(Stored items)
★ ★ ★
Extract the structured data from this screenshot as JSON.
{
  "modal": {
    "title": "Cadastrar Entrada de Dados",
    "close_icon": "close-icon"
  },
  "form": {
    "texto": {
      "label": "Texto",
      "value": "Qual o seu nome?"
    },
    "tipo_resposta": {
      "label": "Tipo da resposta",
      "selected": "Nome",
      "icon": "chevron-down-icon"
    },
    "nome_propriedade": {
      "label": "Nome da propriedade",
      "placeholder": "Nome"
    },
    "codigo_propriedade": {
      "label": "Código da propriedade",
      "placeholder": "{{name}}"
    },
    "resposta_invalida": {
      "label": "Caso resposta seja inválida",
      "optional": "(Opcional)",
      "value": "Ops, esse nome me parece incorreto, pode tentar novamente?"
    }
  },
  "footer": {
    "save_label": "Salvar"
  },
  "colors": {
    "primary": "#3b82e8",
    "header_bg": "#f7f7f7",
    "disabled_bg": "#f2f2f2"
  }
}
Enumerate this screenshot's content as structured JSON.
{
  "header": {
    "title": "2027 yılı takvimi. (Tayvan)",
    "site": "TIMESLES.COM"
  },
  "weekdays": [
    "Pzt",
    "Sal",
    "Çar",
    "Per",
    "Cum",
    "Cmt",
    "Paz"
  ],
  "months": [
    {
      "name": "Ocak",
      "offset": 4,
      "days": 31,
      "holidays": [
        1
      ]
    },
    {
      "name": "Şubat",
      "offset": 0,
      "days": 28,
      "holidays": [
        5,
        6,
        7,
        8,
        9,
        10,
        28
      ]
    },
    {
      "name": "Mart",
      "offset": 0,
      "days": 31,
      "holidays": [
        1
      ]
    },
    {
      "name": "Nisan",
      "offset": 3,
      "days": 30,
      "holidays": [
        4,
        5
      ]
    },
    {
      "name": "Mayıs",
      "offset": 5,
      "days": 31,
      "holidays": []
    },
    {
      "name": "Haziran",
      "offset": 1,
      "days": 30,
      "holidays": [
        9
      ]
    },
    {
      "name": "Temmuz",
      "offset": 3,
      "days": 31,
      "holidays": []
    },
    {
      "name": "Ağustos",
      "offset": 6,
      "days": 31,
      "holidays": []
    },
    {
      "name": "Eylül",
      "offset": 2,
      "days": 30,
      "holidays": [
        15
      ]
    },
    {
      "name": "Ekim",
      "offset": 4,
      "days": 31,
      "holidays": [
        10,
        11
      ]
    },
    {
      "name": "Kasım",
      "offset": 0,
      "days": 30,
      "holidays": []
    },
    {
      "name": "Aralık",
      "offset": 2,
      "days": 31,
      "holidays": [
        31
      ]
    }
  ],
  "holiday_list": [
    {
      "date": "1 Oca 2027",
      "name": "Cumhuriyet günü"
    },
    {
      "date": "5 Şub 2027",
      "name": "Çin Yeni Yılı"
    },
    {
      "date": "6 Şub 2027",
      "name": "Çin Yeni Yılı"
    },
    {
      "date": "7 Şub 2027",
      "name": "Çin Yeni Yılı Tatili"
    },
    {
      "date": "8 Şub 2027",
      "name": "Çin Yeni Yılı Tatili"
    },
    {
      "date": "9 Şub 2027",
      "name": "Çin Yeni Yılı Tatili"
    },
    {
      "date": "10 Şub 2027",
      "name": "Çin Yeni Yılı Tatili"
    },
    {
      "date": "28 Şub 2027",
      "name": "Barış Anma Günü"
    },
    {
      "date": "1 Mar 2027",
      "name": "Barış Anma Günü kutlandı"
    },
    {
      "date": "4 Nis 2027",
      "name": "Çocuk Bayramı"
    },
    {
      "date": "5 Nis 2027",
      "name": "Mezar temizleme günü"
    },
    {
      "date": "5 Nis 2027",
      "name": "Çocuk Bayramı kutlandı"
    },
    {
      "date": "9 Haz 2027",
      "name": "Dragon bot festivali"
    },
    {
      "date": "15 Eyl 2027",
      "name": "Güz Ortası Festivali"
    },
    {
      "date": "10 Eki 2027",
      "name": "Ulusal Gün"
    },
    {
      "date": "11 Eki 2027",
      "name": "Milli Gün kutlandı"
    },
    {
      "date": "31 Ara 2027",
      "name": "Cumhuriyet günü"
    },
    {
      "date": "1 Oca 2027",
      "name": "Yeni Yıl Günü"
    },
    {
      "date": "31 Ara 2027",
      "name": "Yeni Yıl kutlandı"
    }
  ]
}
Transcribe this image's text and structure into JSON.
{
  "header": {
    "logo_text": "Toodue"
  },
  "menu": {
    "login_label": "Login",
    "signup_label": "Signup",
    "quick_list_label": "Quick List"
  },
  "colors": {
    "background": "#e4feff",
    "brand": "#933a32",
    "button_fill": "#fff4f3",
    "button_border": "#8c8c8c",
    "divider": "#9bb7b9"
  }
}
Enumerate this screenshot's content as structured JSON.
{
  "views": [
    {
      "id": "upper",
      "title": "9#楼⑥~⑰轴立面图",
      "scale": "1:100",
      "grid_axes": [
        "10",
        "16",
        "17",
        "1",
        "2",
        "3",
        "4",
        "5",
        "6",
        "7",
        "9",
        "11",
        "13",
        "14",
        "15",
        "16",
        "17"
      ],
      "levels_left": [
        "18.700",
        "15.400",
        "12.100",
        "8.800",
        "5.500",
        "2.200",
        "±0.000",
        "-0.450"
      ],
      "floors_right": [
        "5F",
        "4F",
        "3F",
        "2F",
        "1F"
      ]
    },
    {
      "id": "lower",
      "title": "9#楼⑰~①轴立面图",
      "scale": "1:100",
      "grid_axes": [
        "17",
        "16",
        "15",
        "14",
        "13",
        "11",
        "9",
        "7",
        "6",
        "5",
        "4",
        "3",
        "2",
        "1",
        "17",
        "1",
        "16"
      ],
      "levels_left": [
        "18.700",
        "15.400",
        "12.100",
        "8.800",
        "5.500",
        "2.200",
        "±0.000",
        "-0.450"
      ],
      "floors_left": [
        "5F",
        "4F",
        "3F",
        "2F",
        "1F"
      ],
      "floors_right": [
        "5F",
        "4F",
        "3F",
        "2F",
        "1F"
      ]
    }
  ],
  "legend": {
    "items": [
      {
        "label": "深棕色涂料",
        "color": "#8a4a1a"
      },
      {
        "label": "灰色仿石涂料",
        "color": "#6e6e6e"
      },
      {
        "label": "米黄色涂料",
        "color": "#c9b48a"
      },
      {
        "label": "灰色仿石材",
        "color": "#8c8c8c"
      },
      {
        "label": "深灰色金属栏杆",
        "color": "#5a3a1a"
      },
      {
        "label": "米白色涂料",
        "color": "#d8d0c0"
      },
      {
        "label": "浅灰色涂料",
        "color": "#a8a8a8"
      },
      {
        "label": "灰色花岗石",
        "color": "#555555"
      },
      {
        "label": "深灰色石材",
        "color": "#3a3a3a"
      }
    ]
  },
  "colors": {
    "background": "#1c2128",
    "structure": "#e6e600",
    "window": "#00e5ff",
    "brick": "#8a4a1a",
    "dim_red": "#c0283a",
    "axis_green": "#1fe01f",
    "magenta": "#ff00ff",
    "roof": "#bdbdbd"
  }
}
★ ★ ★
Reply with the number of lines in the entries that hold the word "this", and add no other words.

4